Heatwaves are described as “silent killers” by the MPs, impacting heart rate and blood pressure, with individuals over 65 and those with existing health issues being the most vulnerable. Mental health is also affected, with the risk of suicide doubling when temperatures rise from 22C to 32C. Poor sleep due to hot nights is estimated to cost the economy £60bn a year in lost productivity.
The report emphasizes the urgently need for measures to protect people from heat, including the creation of more green spaces, the installation of fans in homes, and the use of window shutters and white-painted roofs to reflect the sun’s heat. Record-breaking temperatures exceeding 40C in 2022, coupled with 2023 being the world’s hottest year on record, underscore the urgently addressing the impact of heatwaves on public health.

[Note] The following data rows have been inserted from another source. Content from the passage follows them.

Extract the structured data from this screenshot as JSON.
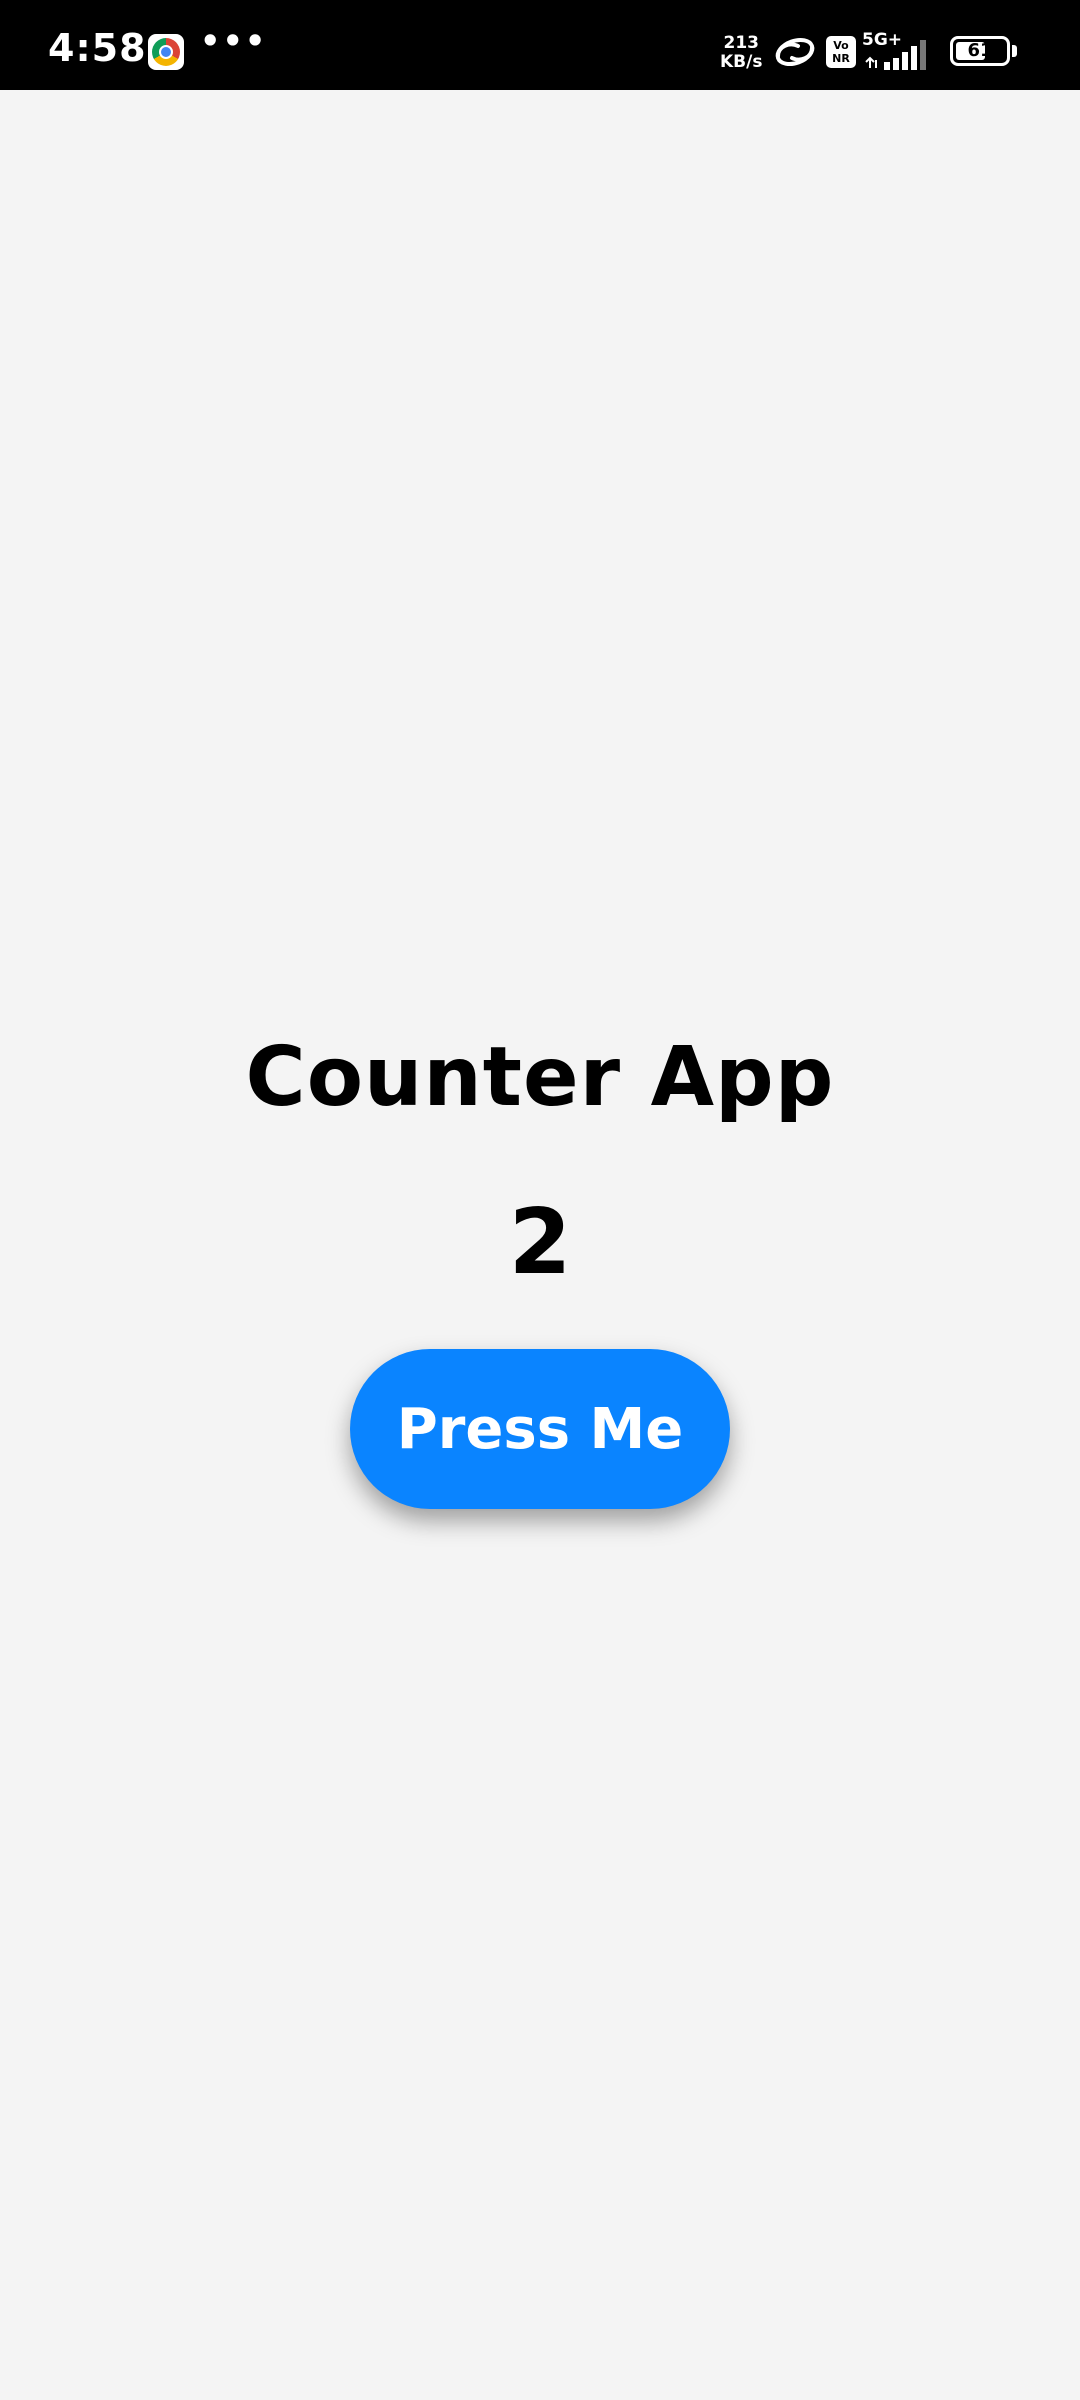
{
  "status_bar": {
    "time": "4:58",
    "more_indicator": "•••",
    "net_speed_value": "213",
    "net_speed_unit": "KB/s",
    "volte_label": "Vo NR",
    "network_type": "5G+",
    "battery_level": "61",
    "battery_fraction": 0.61,
    "icons": [
      "chrome-icon",
      "link-icon",
      "vonr-icon",
      "signal-icon",
      "battery-icon"
    ]
  },
  "app": {
    "title": "Counter App",
    "count": "2",
    "button_label": "Press Me"
  },
  "colors": {
    "background": "#f4f4f4",
    "status_bar": "#000000",
    "button": "#0a84ff",
    "button_text": "#ffffff",
    "text": "#000000"
  }
}
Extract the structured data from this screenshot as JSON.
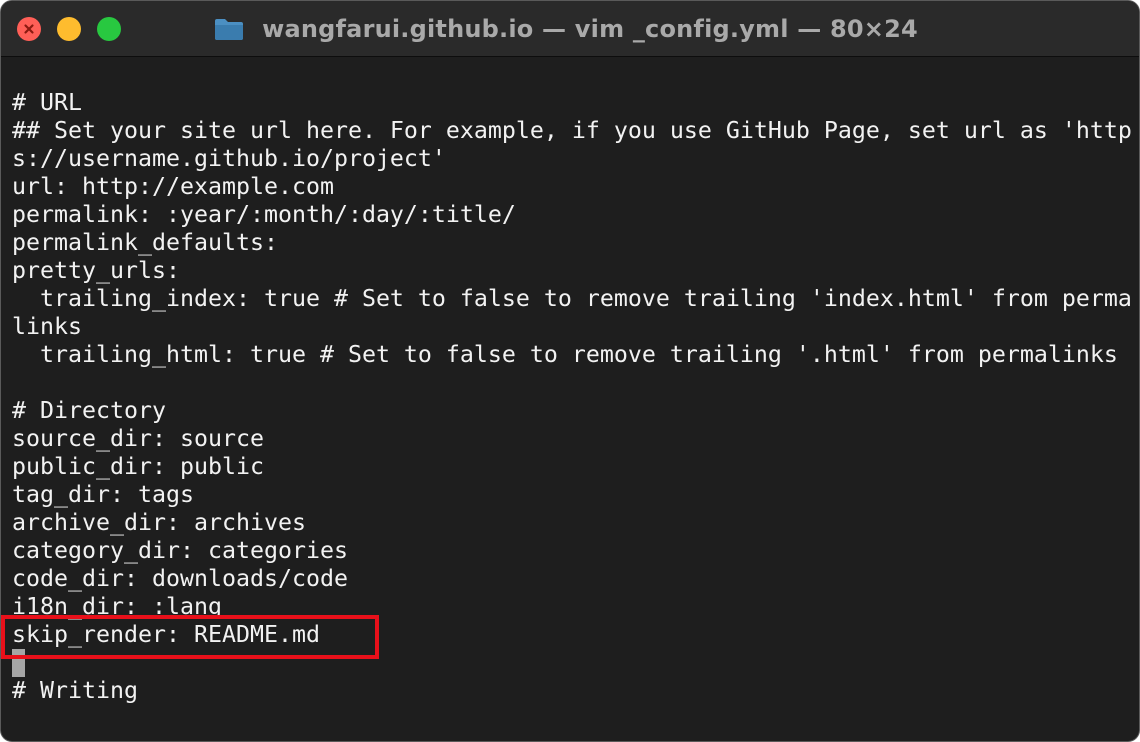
{
  "window": {
    "title": "wangfarui.github.io — vim _config.yml — 80×24",
    "traffic_lights": {
      "close": "#ff5f57",
      "minimize": "#febc2e",
      "maximize": "#28c840"
    },
    "folder_icon": "folder-icon"
  },
  "editor": {
    "lines": [
      "# URL",
      "## Set your site url here. For example, if you use GitHub Page, set url as 'http",
      "s://username.github.io/project'",
      "url: http://example.com",
      "permalink: :year/:month/:day/:title/",
      "permalink_defaults:",
      "pretty_urls:",
      "  trailing_index: true # Set to false to remove trailing 'index.html' from perma",
      "links",
      "  trailing_html: true # Set to false to remove trailing '.html' from permalinks",
      "",
      "# Directory",
      "source_dir: source",
      "public_dir: public",
      "tag_dir: tags",
      "archive_dir: archives",
      "category_dir: categories",
      "code_dir: downloads/code",
      "i18n_dir: :lang",
      "skip_render: README.md",
      "",
      "# Writing"
    ],
    "highlight_color": "#e8101a"
  }
}
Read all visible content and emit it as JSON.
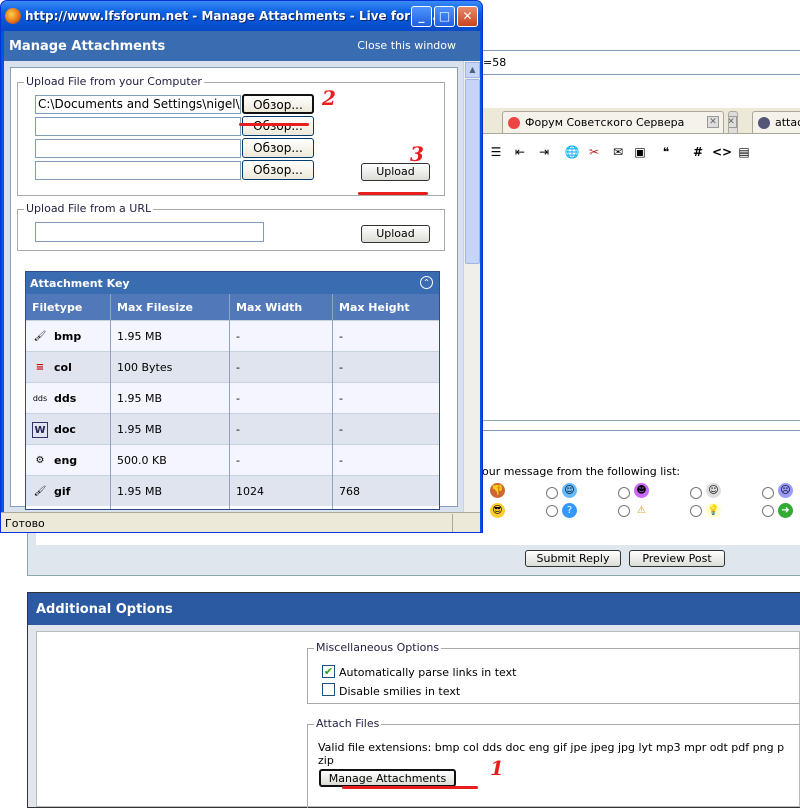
{
  "popup": {
    "title": "http://www.lfsforum.net - Manage Attachments - Live for S...",
    "dialog_title": "Manage Attachments",
    "close_link": "Close this window",
    "upload_computer": {
      "legend": "Upload File from your Computer",
      "file1_value": "C:\\Documents and Settings\\nigel\\R",
      "browse_label": "Обзор...",
      "upload_label": "Upload"
    },
    "upload_url": {
      "legend": "Upload File from a URL",
      "upload_label": "Upload"
    },
    "attachment_key": {
      "title": "Attachment Key",
      "columns": [
        "Filetype",
        "Max Filesize",
        "Max Width",
        "Max Height"
      ],
      "rows": [
        {
          "ext": "bmp",
          "size": "1.95 MB",
          "width": "-",
          "height": "-",
          "icon": "paint-icon"
        },
        {
          "ext": "col",
          "size": "100 Bytes",
          "width": "-",
          "height": "-",
          "icon": "color-icon"
        },
        {
          "ext": "dds",
          "size": "1.95 MB",
          "width": "-",
          "height": "-",
          "icon": "dds-icon"
        },
        {
          "ext": "doc",
          "size": "1.95 MB",
          "width": "-",
          "height": "-",
          "icon": "word-doc-icon"
        },
        {
          "ext": "eng",
          "size": "500.0 KB",
          "width": "-",
          "height": "-",
          "icon": "engine-icon"
        },
        {
          "ext": "gif",
          "size": "1.95 MB",
          "width": "1024",
          "height": "768",
          "icon": "paint-icon"
        }
      ]
    },
    "status": "Готово"
  },
  "background": {
    "url_fragment": "=58",
    "tab1": "Форум Советского Сервера",
    "tab2": "attach",
    "dds_icon_text": "dds",
    "smilies_text": "our message from the following list:",
    "submit_label": "Submit Reply",
    "preview_label": "Preview Post"
  },
  "additional_options": {
    "title": "Additional Options",
    "misc_legend": "Miscellaneous Options",
    "parse_links": "Automatically parse links in text",
    "disable_smilies": "Disable smilies in text",
    "attach_legend": "Attach Files",
    "valid_ext": "Valid file extensions: bmp col dds doc eng gif jpe jpeg jpg lyt mp3 mpr odt pdf png p",
    "valid_ext_cont": "zip",
    "manage_label": "Manage Attachments"
  },
  "annotations": {
    "step1": "1",
    "step2": "2",
    "step3": "3"
  },
  "colors": {
    "accent": "#3a6cb1",
    "annotation": "#e81e1e",
    "xp_title": "#0a5ee0"
  }
}
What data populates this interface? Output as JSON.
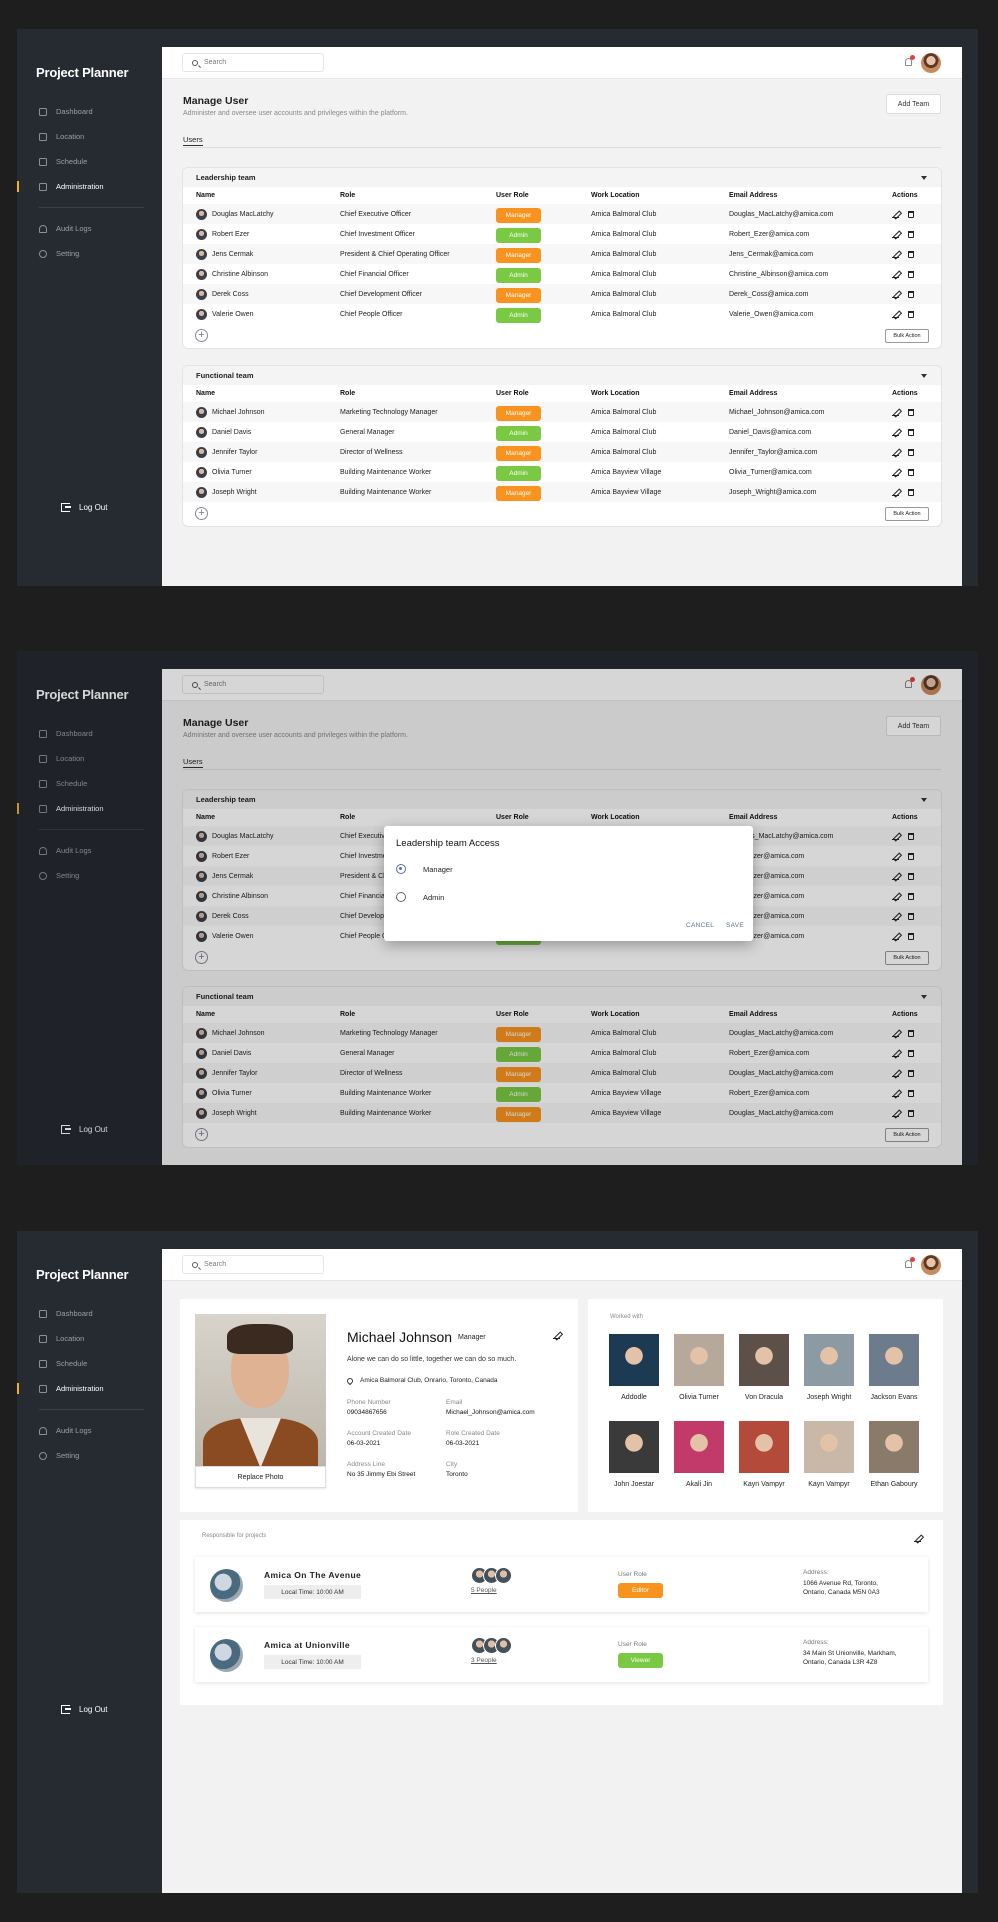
{
  "app": {
    "title": "Project Planner"
  },
  "nav": {
    "items": [
      "Dashboard",
      "Location",
      "Schedule",
      "Administration"
    ],
    "secondary": [
      "Audit Logs",
      "Setting"
    ],
    "logout": "Log Out"
  },
  "search": {
    "placeholder": "Search"
  },
  "page": {
    "title": "Manage User",
    "subtitle": "Administer and oversee user accounts and privileges within the platform.",
    "add_team": "Add Team",
    "tab": "Users"
  },
  "columns": [
    "Name",
    "Role",
    "User Role",
    "Work Location",
    "Email Address",
    "Actions"
  ],
  "leadership": {
    "title": "Leadership team",
    "rows": [
      {
        "name": "Douglas MacLatchy",
        "role": "Chief Executive Officer",
        "user_role": "Manager",
        "loc": "Amica Balmoral Club",
        "email": "Douglas_MacLatchy@amica.com"
      },
      {
        "name": "Robert Ezer",
        "role": "Chief Investment Officer",
        "user_role": "Admin",
        "loc": "Amica Balmoral Club",
        "email": "Robert_Ezer@amica.com"
      },
      {
        "name": "Jens Cermak",
        "role": "President & Chief Operating Officer",
        "user_role": "Manager",
        "loc": "Amica Balmoral Club",
        "email": "Jens_Cermak@amica.com"
      },
      {
        "name": "Christine Albinson",
        "role": "Chief Financial Officer",
        "user_role": "Admin",
        "loc": "Amica Balmoral Club",
        "email": "Christine_Albinson@amica.com"
      },
      {
        "name": "Derek Coss",
        "role": "Chief Development Officer",
        "user_role": "Manager",
        "loc": "Amica Balmoral Club",
        "email": "Derek_Coss@amica.com"
      },
      {
        "name": "Valerie Owen",
        "role": "Chief People Officer",
        "user_role": "Admin",
        "loc": "Amica Balmoral Club",
        "email": "Valerie_Owen@amica.com"
      }
    ]
  },
  "functional": {
    "title": "Functional team",
    "rows": [
      {
        "name": "Michael Johnson",
        "role": "Marketing Technology Manager",
        "user_role": "Manager",
        "loc": "Amica Balmoral Club",
        "email": "Michael_Johnson@amica.com"
      },
      {
        "name": "Daniel Davis",
        "role": "General Manager",
        "user_role": "Admin",
        "loc": "Amica Balmoral Club",
        "email": "Daniel_Davis@amica.com"
      },
      {
        "name": "Jennifer Taylor",
        "role": "Director of Wellness",
        "user_role": "Manager",
        "loc": "Amica Balmoral Club",
        "email": "Jennifer_Taylor@amica.com"
      },
      {
        "name": "Olivia Turner",
        "role": "Building Maintenance Worker",
        "user_role": "Admin",
        "loc": "Amica Bayview Village",
        "email": "Olivia_Turner@amica.com"
      },
      {
        "name": "Joseph Wright",
        "role": "Building Maintenance Worker",
        "user_role": "Manager",
        "loc": "Amica Bayview Village",
        "email": "Joseph_Wright@amica.com"
      }
    ]
  },
  "functional2_emails": [
    "Douglas_MacLatchy@amica.com",
    "Robert_Ezer@amica.com",
    "Douglas_MacLatchy@amica.com",
    "Robert_Ezer@amica.com",
    "Douglas_MacLatchy@amica.com"
  ],
  "leadership2_emails": [
    "Douglas_MacLatchy@amica.com",
    "obert_Ezer@amica.com",
    "obert_Ezer@amica.com",
    "obert_Ezer@amica.com",
    "obert_Ezer@amica.com",
    "obert_Ezer@amica.com"
  ],
  "bulk_action": "Bulk Action",
  "dialog": {
    "title": "Leadership team Access",
    "options": [
      "Manager",
      "Admin"
    ],
    "selected": "Manager",
    "cancel": "CANCEL",
    "save": "SAVE"
  },
  "profile": {
    "name": "Michael Johnson",
    "role": "Manager",
    "quote": "Alone we can do so little, together we can do so much.",
    "location": "Amica Balmoral Club, Onrario, Toronto, Canada",
    "replace_photo": "Replace Photo",
    "fields": [
      {
        "label": "Phone Number",
        "value": "09034867656"
      },
      {
        "label": "Email",
        "value": "Michael_Johnson@amica.com"
      },
      {
        "label": "Account Created Date",
        "value": "06-03-2021"
      },
      {
        "label": "Role Created Date",
        "value": "06-03-2021"
      },
      {
        "label": "Address Line",
        "value": "No 35 Jimmy Ebi Street"
      },
      {
        "label": "City",
        "value": "Toronto"
      }
    ]
  },
  "worked_with": {
    "title": "Worked with",
    "people": [
      "Addodle",
      "Olivia Turner",
      "Von Dracula",
      "Joseph Wright",
      "Jackson Evans",
      "John Joestar",
      "Akali Jin",
      "Kayn Vampyr",
      "Kayn Vampyr",
      "Ethan Gaboury"
    ]
  },
  "responsible": {
    "title": "Responsible for projects",
    "projects": [
      {
        "name": "Amica On The Avenue",
        "local_time": "Local Time: 10:00 AM",
        "people": "5 People",
        "user_role_label": "User Role",
        "user_role": "Editor",
        "role_color": "#f7931e",
        "address_label": "Address:",
        "address1": "1066 Avenue Rd, Toronto,",
        "address2": "Ontario, Canada M5N 0A3"
      },
      {
        "name": "Amica at Unionville",
        "local_time": "Local Time: 10:00 AM",
        "people": "3 People",
        "user_role_label": "User Role",
        "user_role": "Viewer",
        "role_color": "#7ac943",
        "address_label": "Address:",
        "address1": "34 Main St Unionville, Markham,",
        "address2": "Ontario, Canada L3R 4Z8"
      }
    ]
  }
}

The MPs call for the incorporation of nature-based solutions, such as parks, trees, ponds, and green roofs, to cool communities. Additionally, they recommend considering changes to building regulations to promote the use of ceiling fans. Coating roofs with highly reflective white paint, fitting external window shutters, and reducing the reliance on energy-intensive air conditioning units are among the proposed measures.
The report criticizes the government’s recent climate adaptation plan as “very weak” and emphasizes the need for swift, ambitious, and urgent action. The MPs propose a comprehensive, nationwide retrofit program led by local authorities and supported by long-term funding to enhance the energy efficiency of homes.
While regulations and plan were introduced in 2021 to prevent overheating in new residential buildings, the MPs note that these do not apply to existing structures where the majority of people will reside in 2050. Proposals for low-cost retrofit finance for householders are also deemed urgent, as the government is yet to respond to a consultation conducted in 2020.
The report suggests that the Met Office should trial naming heatwaves to raise public awareness, similar to how storms are named, and include humidity levels in weather forecasts. Humid heat, which hampers the body’s ability to cool itself, poses an additional health risk.
The recommendations highlight the need for comprehensive and coordinated efforts to address the growing threat posed by heatwaves, combining immediate actions to protect vulnerable populations with long-term strategies for sustainable urban development and energy efficiency.